“This is a smart and significant step toward putting more durable safeguards in place for Bristol Bay’s fish, clean water, communities and businesses,” said Nelli Williams, Alaska director for Trout Unlimited. “This is an important layer of protection that makes it much more difficult for the Pebble Partnership, or any other companies in the future, to mine the Pebble ore deposit. Now is the time to get these much-needed protections across the finish line, and we look forward to working with EPA and Congress to get it done. Let’s put the Pebble mine proposal in the review mirror for good so we can focus on a bright, prosperous and fish-filled future for Bristol Bay.”
“Today’s announcement by the EPA represents a victory for common sense. Blocking industrial-scale mining from Bristol Bay is the right thing to do for the Alaska Native Peoples who have depended on the fishery for millennia,” said Chris Wood, president and CEO of Trout Unlimited. “It is the right thing to do for the 17,000 family wage jobs that the $1.6 billion commercial fishery provides. It is the right thing to for a place that provides half of all of the world’s wild sockeye salmon. Congratulations to the EPA for making the right call and to the thousands of people who fought tirelessly to protect Bristol Bay.”
In 2019, the EPA under the previous administration moved to withdraw the 2014 Proposed Determination for Bristol Bay—a sudden decision based on politics, not the robust scientific record demonstrating the potential for unacceptable adverse effects. Trout Unlimited sued, challenging the EPA’
‘s decision as arbitrary and capricious and contrary to the Clean Water Act’s governing standard. In July 2021, the Ninth Circuit Court of Appeals ruled in favor of TU, finding that the EPA could withdraw a proposed determination only if the discharge of materials would be unlikely to have an “unacceptable adverse effect.” Today’s decision by the EPA recognizes that the agency could not meet , that stringent standard, and fully vindicates TU’s legal challenge. TU looks forward to vigorous engagement in the 404(c) process to ensure that strong and lasting protections are established for Bristol Bay.

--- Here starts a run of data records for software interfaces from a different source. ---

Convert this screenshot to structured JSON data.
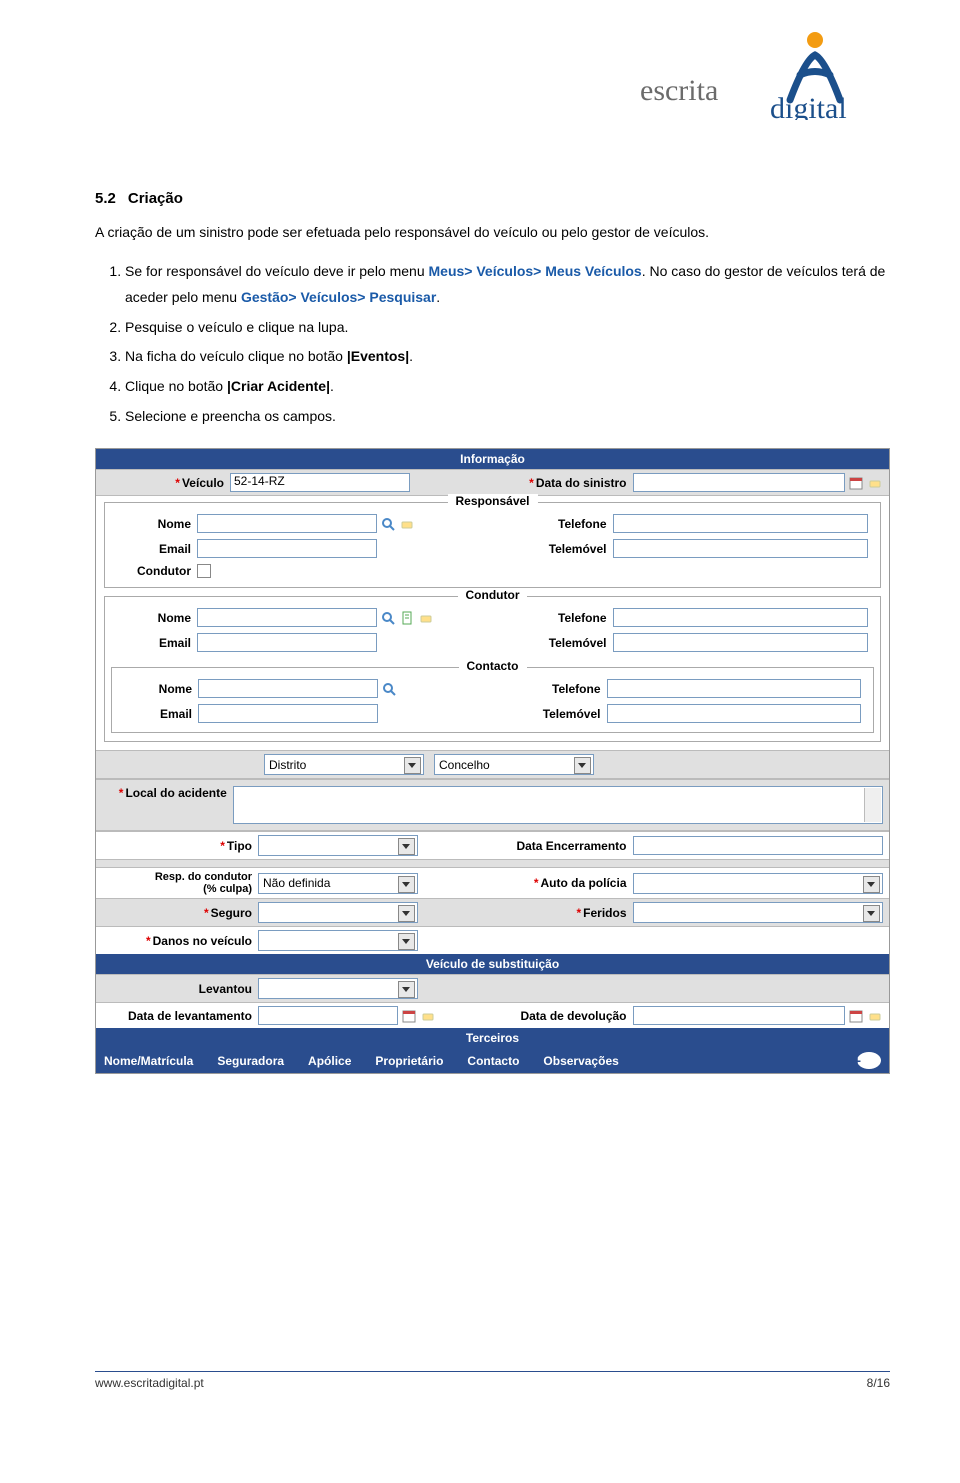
{
  "logo": {
    "word_left": "escrita",
    "word_right": "digital"
  },
  "section": {
    "number": "5.2",
    "title": "Criação"
  },
  "intro": "A criação de um sinistro pode ser efetuada pelo responsável do veículo ou pelo gestor de veículos.",
  "steps": {
    "s1a": "Se for responsável do veículo deve ir pelo menu ",
    "s1_menu1": "Meus> Veículos> Meus Veículos",
    "s1b": ". No caso do gestor de veículos terá de aceder pelo menu ",
    "s1_menu2": "Gestão> Veículos> Pesquisar",
    "s1c": ".",
    "s2": "Pesquise o veículo e clique na lupa.",
    "s3a": "Na ficha do veículo clique no botão ",
    "s3_btn": "|Eventos|",
    "s3b": ".",
    "s4a": "Clique no botão ",
    "s4_btn": "|Criar Acidente|",
    "s4b": ".",
    "s5": "Selecione e preencha os campos."
  },
  "form": {
    "header_info": "Informação",
    "veiculo_label": "Veículo",
    "veiculo_value": "52-14-RZ",
    "data_sinistro_label": "Data do sinistro",
    "fs_responsavel": "Responsável",
    "fs_condutor": "Condutor",
    "fs_contacto": "Contacto",
    "nome": "Nome",
    "email": "Email",
    "telefone": "Telefone",
    "telemovel": "Telemóvel",
    "condutor_chk": "Condutor",
    "distrito": "Distrito",
    "concelho": "Concelho",
    "local": "Local do acidente",
    "tipo": "Tipo",
    "data_enc": "Data Encerramento",
    "resp_cond_l1": "Resp. do condutor",
    "resp_cond_l2": "(% culpa)",
    "nao_def": "Não definida",
    "auto_pol": "Auto da polícia",
    "seguro": "Seguro",
    "feridos": "Feridos",
    "danos": "Danos no veículo",
    "veic_subst": "Veículo de substituição",
    "levantou": "Levantou",
    "data_lev": "Data de levantamento",
    "data_dev": "Data de devolução",
    "terceiros": "Terceiros",
    "col1": "Nome/Matrícula",
    "col2": "Seguradora",
    "col3": "Apólice",
    "col4": "Proprietário",
    "col5": "Contacto",
    "col6": "Observações"
  },
  "footer": {
    "url": "www.escritadigital.pt",
    "page": "8/16"
  }
}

In November 2020, the U.S. Army Corps of Engineers denied a key federal permit for the proposed Pebble mine, concluding that the project could not comply with Clean Water Act standards and that the mine would be “contrary to public interest.” In the wake of that decision, Bristol Bay Tribes, business owners, sport anglers and hunters, tourism operators, commercial fishermen, and thousands of advocates from across the country have called on the Biden Administration to establish permanent safeguards for the southwest region of Alaska.
As wild salmon populations decline globally, Bristol Bay’s prolific wild salmon runs and the economies they support make it a place of international importance. This summer, over 65 million sockeye salmon returned to Bristol Bay, making it a record-breaking year for the world’s largest sockeye fishery. Healthy salmon runs underpin the Bristol Bay region’s economic, social, cultural and ecological well-being. More than 30 Alaska Native Tribes in the region depend on salmon to support traditional subsistence ways of life.
Trout Unlimited, the nation’s oldest and largest coldwater fisheries conservation organization, is dedicated to caring for and recovering America’s rivers and streams, so our children can experience the joy of wild and native trout and salmon. Across the country, TU brings to bear local, regional, and national grassroots organizing, durable partnerships, science-backed policy muscle, and legal firepower on behalf of trout and salmon fisheries, healthy waters and vibrant communities. In Alaska, we work with sportsmen and women to ensure the state’s trout and salmon resources remain healthy far into the future through our local chapters and offices in Anchorage and Juneau.